The State of Nature’s Fortune
I will join you in your optimism and agree we are making progress. The number of national private conservation projects has also increased over the last ten years. Like many of your initiatives it has been frustratingly slow. We are still pitching to blank stares and shaking heads in the real estate investment realm as they struggle to recognize that it is vital to privately conserve agricultural lands, wetlands, biodiverse forests, and cultural resource rich lands because once they are gone, they are gone.
"There are no sacred and un-sacred places. There are only sacred places and desecrated places."
- Wendell Berry
The loss of private land to development is still at a rate of 6000 acres a day in this country. But every linking private parcel that creates a precious wildlife corridor, or every historical ranching legacy preserved is one step forward to maintaining the economic, social and ecological value/fortune of nature for next generations.
I do see hope on the horizon. There is something different about the incoming classes of students at our regional educational institutions and their appetite to learn about protecting the planet.
As an educator, I often find myself having to apologize to this next generation for failing in my generations effort to leave them a better world. I was told by my parents that I was the last generation to witness open space and I mumbled about impossibilities. We, the boomer generation, were cautioned, then warned, and finally alerted to our misguided lifestyles. To late?

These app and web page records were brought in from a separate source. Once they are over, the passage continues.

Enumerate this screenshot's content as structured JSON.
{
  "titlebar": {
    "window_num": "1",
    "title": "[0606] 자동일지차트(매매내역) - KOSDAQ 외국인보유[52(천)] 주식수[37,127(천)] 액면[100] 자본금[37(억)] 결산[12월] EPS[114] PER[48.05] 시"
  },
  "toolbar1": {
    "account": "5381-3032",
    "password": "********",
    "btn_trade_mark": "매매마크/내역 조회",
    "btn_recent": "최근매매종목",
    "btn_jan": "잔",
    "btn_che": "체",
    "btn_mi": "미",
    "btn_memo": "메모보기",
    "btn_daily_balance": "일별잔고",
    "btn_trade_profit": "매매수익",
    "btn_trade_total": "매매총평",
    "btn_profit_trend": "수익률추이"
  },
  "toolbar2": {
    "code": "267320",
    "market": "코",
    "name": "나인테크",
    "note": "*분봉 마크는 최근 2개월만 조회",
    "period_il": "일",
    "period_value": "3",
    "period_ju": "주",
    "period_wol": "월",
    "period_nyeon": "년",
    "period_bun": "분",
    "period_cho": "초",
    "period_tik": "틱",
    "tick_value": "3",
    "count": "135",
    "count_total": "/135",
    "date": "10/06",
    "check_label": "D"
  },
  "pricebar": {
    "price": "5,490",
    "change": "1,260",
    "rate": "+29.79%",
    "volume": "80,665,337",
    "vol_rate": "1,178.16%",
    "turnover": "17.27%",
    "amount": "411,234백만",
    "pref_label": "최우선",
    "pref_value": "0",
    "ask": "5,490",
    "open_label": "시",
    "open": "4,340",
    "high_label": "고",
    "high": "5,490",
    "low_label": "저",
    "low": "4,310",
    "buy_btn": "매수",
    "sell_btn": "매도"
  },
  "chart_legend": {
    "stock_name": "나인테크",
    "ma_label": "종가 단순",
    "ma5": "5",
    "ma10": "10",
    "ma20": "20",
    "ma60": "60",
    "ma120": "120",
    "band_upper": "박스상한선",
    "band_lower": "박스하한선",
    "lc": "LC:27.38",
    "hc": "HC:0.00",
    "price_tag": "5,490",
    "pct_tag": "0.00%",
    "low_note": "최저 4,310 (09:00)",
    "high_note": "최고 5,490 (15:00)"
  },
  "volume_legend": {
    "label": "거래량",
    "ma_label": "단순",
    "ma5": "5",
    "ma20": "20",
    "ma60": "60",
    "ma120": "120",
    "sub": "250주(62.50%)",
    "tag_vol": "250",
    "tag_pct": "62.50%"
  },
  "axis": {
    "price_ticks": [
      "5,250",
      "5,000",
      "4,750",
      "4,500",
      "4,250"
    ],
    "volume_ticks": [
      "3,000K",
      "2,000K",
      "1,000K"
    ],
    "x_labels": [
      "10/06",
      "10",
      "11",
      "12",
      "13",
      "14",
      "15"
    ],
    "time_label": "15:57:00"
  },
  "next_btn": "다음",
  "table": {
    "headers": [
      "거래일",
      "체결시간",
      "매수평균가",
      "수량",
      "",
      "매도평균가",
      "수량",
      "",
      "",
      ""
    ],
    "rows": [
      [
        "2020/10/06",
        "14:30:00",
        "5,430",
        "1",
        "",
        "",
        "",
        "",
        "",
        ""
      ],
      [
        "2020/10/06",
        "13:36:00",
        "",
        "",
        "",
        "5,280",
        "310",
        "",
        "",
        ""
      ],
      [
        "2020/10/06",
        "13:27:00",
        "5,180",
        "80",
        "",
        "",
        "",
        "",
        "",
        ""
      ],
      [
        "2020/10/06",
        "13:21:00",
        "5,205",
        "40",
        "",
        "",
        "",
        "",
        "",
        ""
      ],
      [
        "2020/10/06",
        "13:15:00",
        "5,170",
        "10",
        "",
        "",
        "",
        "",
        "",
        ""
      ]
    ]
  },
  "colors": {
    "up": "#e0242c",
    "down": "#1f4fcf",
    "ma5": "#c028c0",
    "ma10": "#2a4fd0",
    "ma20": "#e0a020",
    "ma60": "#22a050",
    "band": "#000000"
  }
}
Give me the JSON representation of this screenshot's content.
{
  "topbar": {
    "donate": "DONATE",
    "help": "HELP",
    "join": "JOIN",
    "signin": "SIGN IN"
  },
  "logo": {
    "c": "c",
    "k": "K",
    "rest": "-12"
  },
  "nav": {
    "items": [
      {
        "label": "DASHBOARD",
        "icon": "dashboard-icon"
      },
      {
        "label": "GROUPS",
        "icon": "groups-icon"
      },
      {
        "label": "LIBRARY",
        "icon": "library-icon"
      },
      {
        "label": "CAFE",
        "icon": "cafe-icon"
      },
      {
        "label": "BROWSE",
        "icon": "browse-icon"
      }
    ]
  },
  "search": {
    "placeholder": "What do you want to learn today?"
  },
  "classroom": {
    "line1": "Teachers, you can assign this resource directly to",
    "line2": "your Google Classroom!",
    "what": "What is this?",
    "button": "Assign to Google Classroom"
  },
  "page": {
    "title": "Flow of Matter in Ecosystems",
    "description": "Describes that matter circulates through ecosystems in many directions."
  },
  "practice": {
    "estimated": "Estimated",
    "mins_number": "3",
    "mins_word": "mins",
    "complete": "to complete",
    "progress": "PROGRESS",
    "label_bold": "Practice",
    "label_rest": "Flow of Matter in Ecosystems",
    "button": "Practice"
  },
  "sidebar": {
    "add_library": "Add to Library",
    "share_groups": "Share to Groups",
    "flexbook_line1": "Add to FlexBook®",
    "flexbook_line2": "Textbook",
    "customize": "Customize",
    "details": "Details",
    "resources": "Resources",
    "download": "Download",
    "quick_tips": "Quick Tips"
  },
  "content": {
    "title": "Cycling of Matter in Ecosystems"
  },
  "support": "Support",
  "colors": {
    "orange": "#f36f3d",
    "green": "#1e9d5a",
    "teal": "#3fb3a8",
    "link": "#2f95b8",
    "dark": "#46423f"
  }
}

Better late than never. Our apologies should not be done to have the last word, nor ask for forgiveness only to mask our infidelity in our relationship to the planet. There is no time left for hand wringing, pity parties and finger pointing but to use our remaining time to align with and invest in this - reGeneration.
I appreciate your optimisim about the debate on nature-based carbon credits; it's a good way to see a silver lining to that grey cloud. I wonder if you can help provide another optimisitc framing to that debate: what about the critique of the shrinking market for carbon credits given the Paris Accord framework?
In other words, doesn't Paris significantly shrink the market for carbon credits, because the Paris agreement is entirely focused on a nation's domestic emissions and bringing domestic emissions to zero? For developed countries by 2050 all domestic emissions should be zero or offset with domestic offsets, and so who is the long-term buyer of carbon credits in developing countries outside of often small manufacturing bases in these economies? Doesn't this significantly shrink the size of the market for carbon credits where most of the nature is, i.e. in developing countries?